*YOUR INSTRUCTIONS*:
Without leaving anything out, print every line of the data.

(Records excerpted from a collection)
============

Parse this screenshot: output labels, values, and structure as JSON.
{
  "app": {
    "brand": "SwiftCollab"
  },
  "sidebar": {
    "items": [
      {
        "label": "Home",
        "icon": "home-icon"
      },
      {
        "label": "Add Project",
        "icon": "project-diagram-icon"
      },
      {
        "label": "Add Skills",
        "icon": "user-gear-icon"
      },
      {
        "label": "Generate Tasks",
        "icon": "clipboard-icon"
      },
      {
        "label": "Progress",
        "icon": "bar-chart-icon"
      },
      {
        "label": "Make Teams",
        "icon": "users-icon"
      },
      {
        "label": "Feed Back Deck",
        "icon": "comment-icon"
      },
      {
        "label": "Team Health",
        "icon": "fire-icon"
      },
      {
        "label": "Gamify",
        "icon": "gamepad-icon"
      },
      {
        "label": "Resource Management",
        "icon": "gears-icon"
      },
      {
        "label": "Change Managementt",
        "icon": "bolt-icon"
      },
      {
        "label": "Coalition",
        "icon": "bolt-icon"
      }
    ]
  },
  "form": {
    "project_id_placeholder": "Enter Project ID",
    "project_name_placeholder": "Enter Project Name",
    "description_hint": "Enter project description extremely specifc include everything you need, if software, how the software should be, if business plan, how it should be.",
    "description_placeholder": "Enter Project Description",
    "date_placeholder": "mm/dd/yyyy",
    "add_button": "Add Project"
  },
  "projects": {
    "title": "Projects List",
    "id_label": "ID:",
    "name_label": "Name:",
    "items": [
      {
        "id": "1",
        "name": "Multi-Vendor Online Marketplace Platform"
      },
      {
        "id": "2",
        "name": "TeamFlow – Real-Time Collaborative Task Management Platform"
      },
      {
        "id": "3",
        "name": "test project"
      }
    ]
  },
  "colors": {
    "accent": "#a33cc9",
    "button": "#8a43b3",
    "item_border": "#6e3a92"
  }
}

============

*WRITTEN RESPONSE*:
Parse this screenshot: output labels, values, and structure as JSON.
{
  "app": {
    "brand": "SwiftCollab"
  },
  "sidebar": {
    "items": [
      {
        "label": "Home",
        "icon": "home-icon"
      },
      {
        "label": "Add Project",
        "icon": "project-diagram-icon"
      },
      {
        "label": "Add Skills",
        "icon": "user-gear-icon"
      },
      {
        "label": "Generate Tasks",
        "icon": "clipboard-icon"
      },
      {
        "label": "Progress",
        "icon": "bar-chart-icon"
      },
      {
        "label": "Make Teams",
        "icon": "users-icon"
      },
      {
        "label": "Feed Back Deck",
        "icon": "comment-icon"
      },
      {
        "label": "Team Health",
        "icon": "fire-icon"
      },
      {
        "label": "Gamify",
        "icon": "gamepad-icon"
      },
      {
        "label": "Resource Management",
        "icon": "gears-icon"
      },
      {
        "label": "Change Managementt",
        "icon": "bolt-icon"
      },
      {
        "label": "Coalition",
        "icon": "bolt-icon"
      }
    ]
  },
  "form": {
    "project_id_placeholder": "Enter Project ID",
    "project_name_placeholder": "Enter Project Name",
    "description_hint": "Enter project description extremely specifc include everything you need, if software, how the software should be, if business plan, how it should be.",
    "description_placeholder": "Enter Project Description",
    "date_placeholder": "mm/dd/yyyy",
    "add_button": "Add Project"
  },
  "projects": {
    "title": "Projects List",
    "id_label": "ID:",
    "name_label": "Name:",
    "items": [
      {
        "id": "1",
        "name": "Multi-Vendor Online Marketplace Platform"
      },
      {
        "id": "2",
        "name": "TeamFlow – Real-Time Collaborative Task Management Platform"
      },
      {
        "id": "3",
        "name": "test project"
      }
    ]
  },
  "colors": {
    "accent": "#a33cc9",
    "button": "#8a43b3",
    "item_border": "#6e3a92"
  }
}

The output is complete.